[INFORMATION GIVEN]:

╭──

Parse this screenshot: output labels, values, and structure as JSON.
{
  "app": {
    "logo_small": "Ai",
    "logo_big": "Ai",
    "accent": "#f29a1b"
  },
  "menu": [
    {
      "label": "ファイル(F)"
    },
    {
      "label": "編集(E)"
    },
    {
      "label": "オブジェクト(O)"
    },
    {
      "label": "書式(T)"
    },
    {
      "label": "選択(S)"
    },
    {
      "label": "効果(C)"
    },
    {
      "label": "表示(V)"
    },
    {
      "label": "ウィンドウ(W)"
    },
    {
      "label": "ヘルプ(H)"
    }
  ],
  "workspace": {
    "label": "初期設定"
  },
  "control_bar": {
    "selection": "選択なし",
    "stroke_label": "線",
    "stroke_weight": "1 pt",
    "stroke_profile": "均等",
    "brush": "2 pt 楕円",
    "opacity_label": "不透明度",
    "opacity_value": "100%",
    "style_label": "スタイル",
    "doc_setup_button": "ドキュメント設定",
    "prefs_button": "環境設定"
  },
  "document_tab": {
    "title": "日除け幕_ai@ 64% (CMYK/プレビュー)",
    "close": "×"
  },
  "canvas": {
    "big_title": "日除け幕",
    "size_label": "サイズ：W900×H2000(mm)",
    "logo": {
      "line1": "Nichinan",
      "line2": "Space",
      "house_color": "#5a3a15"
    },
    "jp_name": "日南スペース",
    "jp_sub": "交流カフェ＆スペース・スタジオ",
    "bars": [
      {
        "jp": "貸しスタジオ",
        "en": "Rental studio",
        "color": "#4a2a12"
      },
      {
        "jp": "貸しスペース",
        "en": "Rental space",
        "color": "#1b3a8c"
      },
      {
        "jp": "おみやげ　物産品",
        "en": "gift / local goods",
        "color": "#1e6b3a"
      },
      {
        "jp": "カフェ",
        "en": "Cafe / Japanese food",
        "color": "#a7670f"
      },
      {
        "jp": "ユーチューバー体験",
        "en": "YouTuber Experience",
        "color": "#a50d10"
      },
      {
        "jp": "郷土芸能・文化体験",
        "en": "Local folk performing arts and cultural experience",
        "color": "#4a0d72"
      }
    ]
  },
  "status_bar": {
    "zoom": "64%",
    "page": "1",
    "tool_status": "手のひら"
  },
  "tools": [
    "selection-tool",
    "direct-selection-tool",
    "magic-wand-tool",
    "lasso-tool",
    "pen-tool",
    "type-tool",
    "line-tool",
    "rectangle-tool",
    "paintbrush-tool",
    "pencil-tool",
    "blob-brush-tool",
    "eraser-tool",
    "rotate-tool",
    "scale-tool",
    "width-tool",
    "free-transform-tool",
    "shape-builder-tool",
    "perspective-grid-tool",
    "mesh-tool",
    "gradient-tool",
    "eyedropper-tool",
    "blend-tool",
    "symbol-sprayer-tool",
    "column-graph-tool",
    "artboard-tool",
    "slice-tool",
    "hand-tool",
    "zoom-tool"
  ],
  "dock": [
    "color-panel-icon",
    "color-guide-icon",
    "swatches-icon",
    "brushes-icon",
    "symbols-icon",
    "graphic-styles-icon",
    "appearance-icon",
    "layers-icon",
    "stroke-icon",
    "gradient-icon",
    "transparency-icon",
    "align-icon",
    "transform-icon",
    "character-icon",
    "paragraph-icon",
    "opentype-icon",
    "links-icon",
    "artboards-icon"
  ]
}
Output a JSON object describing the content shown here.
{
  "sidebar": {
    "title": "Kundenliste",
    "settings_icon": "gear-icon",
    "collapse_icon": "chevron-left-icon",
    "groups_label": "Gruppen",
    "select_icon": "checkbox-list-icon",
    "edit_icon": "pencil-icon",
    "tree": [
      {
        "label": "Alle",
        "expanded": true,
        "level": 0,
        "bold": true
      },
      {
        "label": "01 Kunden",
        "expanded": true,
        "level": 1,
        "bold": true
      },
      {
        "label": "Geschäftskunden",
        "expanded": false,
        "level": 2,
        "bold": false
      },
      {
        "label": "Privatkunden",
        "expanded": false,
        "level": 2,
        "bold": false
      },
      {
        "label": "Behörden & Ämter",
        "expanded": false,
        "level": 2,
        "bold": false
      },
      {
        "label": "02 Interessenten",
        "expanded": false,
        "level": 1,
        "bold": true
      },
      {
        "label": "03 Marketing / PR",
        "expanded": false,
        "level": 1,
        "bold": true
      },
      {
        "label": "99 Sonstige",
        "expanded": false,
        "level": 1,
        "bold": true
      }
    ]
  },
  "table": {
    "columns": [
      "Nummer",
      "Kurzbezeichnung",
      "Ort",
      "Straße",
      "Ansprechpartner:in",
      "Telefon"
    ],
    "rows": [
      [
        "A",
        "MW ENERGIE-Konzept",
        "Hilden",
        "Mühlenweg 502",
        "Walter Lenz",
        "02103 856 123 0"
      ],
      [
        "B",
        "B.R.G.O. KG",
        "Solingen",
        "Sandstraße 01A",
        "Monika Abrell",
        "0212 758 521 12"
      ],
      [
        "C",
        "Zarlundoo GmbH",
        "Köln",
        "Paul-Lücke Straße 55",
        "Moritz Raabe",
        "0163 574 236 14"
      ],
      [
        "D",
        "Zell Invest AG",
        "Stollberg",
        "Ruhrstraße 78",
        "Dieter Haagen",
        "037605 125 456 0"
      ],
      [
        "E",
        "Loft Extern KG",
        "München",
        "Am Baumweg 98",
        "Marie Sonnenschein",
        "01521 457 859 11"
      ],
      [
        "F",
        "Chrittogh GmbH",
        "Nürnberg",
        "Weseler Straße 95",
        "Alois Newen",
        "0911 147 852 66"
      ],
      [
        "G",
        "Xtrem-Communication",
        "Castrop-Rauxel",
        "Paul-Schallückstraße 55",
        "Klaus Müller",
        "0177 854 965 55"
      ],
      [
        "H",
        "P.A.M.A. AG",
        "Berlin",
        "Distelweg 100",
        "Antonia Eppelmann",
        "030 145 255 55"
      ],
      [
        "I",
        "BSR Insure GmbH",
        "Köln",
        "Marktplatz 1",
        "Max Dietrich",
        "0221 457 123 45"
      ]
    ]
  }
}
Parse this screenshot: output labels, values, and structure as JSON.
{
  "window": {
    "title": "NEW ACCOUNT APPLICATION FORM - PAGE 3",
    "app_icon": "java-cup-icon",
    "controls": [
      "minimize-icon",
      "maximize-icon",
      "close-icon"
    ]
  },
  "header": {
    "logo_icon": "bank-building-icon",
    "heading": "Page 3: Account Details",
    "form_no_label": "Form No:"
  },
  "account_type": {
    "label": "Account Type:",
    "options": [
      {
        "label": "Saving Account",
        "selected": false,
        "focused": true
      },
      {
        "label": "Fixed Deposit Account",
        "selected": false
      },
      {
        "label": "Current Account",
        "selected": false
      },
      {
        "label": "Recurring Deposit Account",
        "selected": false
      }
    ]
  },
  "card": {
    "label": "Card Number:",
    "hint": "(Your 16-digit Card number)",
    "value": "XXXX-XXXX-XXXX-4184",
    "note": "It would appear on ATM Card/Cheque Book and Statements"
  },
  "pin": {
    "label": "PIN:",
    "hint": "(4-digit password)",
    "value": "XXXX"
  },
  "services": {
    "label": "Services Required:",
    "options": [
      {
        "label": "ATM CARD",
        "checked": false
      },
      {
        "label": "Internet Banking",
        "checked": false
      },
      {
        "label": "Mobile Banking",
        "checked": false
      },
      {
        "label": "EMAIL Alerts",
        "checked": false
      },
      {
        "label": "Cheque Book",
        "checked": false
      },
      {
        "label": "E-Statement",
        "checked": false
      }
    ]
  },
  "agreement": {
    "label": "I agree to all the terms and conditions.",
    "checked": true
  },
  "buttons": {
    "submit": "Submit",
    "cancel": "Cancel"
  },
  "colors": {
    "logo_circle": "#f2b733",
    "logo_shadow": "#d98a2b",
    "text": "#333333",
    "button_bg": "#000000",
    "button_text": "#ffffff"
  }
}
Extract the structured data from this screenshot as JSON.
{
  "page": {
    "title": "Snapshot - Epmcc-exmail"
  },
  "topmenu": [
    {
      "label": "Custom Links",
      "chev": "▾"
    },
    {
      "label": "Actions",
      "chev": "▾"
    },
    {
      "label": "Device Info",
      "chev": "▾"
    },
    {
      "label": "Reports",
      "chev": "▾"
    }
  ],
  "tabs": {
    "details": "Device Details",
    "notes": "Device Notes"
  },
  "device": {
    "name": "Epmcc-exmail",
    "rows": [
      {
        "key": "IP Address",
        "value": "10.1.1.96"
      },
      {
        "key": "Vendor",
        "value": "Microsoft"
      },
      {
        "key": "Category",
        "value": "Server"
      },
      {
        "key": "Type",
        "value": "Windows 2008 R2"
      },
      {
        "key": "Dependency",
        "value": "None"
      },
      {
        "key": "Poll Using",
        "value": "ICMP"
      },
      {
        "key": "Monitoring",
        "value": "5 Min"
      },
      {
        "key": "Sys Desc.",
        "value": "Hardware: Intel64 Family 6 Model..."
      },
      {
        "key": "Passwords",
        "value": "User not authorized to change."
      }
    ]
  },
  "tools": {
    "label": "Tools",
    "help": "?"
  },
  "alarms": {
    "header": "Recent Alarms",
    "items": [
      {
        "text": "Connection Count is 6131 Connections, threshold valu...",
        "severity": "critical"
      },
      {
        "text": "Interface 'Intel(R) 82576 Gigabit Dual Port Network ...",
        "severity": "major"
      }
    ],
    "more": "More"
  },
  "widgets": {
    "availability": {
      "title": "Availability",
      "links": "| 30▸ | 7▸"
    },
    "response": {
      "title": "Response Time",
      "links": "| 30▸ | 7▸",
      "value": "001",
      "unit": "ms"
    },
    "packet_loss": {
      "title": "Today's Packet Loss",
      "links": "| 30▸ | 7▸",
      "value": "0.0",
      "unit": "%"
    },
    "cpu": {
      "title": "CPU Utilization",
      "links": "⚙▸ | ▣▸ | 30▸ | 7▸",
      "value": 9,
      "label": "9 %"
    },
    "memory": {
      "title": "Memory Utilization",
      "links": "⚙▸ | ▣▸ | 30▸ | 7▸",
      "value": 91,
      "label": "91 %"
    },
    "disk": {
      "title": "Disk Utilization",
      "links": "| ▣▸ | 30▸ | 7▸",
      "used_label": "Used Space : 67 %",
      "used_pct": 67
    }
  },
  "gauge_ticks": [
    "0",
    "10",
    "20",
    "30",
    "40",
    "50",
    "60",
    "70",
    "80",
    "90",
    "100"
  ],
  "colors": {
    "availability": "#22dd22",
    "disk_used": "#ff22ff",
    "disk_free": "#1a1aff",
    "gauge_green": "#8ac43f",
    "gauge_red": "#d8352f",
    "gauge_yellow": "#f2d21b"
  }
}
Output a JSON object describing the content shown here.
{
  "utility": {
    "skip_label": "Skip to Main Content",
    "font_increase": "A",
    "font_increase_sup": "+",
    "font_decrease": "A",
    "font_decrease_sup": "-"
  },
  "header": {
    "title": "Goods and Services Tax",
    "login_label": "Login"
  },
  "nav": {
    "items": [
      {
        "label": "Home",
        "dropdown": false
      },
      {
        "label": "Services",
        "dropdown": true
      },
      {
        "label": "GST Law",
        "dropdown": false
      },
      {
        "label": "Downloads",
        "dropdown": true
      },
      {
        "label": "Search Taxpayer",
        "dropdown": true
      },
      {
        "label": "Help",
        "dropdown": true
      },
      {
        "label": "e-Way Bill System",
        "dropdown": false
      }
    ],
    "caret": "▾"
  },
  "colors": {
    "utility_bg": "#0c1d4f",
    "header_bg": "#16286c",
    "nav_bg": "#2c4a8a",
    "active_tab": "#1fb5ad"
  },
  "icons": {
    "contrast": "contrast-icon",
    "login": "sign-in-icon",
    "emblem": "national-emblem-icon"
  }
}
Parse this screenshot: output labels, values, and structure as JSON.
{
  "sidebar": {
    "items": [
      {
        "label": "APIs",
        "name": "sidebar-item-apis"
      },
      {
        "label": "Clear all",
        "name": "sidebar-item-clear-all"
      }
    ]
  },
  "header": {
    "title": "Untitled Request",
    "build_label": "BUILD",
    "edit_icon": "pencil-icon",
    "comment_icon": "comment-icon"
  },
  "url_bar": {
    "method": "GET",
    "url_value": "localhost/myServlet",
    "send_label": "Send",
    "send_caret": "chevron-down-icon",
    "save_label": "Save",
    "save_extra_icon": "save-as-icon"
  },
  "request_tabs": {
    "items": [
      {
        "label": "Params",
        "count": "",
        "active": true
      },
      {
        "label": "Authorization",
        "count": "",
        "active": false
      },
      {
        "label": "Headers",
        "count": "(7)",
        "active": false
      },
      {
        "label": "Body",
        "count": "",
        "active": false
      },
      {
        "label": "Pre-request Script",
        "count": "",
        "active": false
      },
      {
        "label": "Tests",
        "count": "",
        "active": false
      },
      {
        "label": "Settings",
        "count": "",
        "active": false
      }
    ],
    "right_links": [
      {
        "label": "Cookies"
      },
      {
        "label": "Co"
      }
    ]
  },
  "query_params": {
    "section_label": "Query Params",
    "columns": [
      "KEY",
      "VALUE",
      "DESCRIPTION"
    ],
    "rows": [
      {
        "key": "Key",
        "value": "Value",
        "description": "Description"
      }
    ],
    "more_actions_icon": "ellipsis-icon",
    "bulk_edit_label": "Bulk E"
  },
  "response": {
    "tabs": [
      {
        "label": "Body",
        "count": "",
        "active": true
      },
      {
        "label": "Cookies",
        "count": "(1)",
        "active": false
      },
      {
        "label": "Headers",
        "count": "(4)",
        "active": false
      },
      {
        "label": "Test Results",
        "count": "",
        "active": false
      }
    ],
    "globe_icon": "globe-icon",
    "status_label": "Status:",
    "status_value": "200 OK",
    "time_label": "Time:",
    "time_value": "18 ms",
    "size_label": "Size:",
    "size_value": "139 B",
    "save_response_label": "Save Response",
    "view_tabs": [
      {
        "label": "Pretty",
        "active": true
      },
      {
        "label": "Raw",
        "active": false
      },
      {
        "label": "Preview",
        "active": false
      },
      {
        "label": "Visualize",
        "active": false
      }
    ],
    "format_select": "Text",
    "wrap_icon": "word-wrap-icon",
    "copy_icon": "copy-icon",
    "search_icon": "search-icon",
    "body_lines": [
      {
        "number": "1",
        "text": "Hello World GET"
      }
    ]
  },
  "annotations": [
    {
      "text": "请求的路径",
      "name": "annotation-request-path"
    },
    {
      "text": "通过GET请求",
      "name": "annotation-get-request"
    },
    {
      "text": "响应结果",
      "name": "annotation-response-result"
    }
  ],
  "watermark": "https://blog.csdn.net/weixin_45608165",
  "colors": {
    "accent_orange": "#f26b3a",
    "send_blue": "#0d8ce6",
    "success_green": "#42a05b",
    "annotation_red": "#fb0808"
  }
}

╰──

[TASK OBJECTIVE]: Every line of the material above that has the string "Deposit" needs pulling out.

[EXERCISE RESULT]:
        "label": "Fixed Deposit Account",
        "label": "Recurring Deposit Account",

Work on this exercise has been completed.